**DATA FOR PROCESSING**
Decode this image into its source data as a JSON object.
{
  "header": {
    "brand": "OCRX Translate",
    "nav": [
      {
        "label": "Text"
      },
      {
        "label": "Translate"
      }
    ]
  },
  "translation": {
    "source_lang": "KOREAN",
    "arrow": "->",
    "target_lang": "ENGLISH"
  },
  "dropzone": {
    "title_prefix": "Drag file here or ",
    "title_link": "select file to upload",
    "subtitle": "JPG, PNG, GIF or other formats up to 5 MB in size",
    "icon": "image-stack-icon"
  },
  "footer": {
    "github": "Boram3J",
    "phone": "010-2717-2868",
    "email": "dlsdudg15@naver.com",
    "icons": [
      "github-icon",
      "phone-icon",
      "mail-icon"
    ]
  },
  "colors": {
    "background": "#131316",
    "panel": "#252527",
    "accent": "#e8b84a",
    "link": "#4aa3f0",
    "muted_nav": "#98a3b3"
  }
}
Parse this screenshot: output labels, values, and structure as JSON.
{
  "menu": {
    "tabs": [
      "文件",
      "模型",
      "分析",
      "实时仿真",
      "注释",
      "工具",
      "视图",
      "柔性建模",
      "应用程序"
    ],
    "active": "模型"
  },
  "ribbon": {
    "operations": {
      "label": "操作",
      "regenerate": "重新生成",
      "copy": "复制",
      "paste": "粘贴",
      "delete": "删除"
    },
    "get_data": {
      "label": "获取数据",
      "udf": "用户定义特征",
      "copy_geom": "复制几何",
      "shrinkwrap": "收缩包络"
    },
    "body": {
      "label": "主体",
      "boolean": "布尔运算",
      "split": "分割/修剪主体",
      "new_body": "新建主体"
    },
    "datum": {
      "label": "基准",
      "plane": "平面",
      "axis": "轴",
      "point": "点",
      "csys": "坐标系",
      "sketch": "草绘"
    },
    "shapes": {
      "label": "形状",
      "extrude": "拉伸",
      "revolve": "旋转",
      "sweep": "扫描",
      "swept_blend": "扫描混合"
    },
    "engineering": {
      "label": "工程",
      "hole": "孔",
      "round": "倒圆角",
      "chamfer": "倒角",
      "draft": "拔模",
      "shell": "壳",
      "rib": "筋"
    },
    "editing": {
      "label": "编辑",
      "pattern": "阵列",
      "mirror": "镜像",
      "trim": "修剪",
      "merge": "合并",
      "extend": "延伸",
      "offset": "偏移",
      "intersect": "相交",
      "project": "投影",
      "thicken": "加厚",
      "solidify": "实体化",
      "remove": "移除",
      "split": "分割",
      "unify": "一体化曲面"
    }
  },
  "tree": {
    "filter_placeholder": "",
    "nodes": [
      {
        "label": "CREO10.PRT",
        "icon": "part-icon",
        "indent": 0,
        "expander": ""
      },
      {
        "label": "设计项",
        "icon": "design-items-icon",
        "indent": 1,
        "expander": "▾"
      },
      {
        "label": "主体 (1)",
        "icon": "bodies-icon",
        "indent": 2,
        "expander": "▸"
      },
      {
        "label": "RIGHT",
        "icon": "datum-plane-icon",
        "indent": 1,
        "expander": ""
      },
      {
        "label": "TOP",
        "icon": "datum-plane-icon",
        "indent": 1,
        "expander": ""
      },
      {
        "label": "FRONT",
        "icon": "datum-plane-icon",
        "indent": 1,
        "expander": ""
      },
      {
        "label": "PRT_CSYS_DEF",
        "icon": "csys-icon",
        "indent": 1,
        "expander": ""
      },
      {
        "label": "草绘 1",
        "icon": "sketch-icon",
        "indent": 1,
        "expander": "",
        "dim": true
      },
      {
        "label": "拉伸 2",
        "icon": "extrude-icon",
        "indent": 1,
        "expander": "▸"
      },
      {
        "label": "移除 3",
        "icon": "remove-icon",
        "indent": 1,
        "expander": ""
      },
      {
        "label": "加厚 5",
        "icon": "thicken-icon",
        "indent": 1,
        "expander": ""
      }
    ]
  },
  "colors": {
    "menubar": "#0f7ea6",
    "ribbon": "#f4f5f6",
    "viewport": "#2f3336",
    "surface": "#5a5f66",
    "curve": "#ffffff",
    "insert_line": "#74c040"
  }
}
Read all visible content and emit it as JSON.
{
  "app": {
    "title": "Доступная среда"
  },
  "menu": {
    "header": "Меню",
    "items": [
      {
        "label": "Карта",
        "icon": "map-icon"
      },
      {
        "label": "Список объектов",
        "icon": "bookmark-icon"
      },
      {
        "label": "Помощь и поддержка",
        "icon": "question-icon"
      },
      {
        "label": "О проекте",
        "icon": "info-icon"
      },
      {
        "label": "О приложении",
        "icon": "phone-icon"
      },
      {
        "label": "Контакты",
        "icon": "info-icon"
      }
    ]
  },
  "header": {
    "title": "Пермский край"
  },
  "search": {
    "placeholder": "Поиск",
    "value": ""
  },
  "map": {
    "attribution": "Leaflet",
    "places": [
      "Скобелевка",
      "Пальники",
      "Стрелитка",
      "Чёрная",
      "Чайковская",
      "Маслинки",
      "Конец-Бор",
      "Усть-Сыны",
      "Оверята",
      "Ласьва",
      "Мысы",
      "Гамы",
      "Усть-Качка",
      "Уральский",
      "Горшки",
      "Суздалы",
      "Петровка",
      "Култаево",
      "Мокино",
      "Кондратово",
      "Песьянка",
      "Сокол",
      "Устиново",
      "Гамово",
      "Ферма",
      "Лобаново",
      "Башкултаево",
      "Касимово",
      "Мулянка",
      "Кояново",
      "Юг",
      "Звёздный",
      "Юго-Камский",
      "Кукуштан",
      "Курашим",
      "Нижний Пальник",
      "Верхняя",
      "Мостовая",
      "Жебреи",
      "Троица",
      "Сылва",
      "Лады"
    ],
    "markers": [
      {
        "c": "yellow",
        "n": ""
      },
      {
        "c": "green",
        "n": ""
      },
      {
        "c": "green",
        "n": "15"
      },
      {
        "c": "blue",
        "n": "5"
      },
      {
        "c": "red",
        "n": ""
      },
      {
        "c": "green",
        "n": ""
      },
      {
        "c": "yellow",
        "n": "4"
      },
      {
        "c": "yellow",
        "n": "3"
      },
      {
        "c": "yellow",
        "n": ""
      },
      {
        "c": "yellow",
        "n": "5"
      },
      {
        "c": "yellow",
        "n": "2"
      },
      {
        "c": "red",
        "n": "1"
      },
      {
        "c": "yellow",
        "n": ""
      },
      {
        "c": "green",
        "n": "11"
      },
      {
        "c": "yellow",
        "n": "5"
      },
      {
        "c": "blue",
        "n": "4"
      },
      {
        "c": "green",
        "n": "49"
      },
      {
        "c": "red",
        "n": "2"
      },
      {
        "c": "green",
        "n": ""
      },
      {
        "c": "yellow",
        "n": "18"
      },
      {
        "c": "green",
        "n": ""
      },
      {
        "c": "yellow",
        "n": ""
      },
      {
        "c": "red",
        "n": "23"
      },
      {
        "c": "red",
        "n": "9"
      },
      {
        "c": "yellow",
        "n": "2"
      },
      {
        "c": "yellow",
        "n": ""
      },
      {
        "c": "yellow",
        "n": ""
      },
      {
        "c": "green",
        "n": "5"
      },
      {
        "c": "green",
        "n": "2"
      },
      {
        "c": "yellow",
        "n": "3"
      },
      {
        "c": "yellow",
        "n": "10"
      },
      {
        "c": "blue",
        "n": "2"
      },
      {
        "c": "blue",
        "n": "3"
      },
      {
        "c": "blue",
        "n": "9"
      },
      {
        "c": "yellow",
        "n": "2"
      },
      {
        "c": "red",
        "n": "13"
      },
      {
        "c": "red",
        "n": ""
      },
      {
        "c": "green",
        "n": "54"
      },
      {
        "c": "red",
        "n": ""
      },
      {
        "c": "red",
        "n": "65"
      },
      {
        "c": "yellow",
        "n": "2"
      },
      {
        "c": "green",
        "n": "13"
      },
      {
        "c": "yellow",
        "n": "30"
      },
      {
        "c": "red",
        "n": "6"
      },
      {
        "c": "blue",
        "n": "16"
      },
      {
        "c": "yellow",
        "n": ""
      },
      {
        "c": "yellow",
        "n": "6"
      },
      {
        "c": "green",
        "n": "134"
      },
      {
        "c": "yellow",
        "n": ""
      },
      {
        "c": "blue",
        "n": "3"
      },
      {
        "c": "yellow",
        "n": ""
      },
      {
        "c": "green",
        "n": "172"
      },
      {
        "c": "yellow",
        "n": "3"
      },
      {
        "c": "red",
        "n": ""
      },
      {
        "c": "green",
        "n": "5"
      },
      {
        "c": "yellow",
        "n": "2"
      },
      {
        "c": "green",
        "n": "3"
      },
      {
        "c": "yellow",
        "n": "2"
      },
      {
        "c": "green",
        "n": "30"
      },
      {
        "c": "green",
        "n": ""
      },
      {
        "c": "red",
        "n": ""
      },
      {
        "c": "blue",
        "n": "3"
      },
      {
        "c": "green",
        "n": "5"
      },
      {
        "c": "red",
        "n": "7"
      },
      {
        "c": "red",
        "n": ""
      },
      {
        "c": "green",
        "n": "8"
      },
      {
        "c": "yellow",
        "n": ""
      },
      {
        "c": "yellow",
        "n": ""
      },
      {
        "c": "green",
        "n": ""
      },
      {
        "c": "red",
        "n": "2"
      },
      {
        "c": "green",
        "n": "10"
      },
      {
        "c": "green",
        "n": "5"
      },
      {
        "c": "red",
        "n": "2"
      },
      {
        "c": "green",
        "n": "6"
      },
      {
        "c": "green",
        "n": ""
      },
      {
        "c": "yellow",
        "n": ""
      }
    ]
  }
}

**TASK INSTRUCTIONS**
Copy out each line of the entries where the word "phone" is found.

**RESPONSE TO THIS TASK**
    "phone": "010-2717-2868",
      "phone-icon",
        "icon": "phone-icon"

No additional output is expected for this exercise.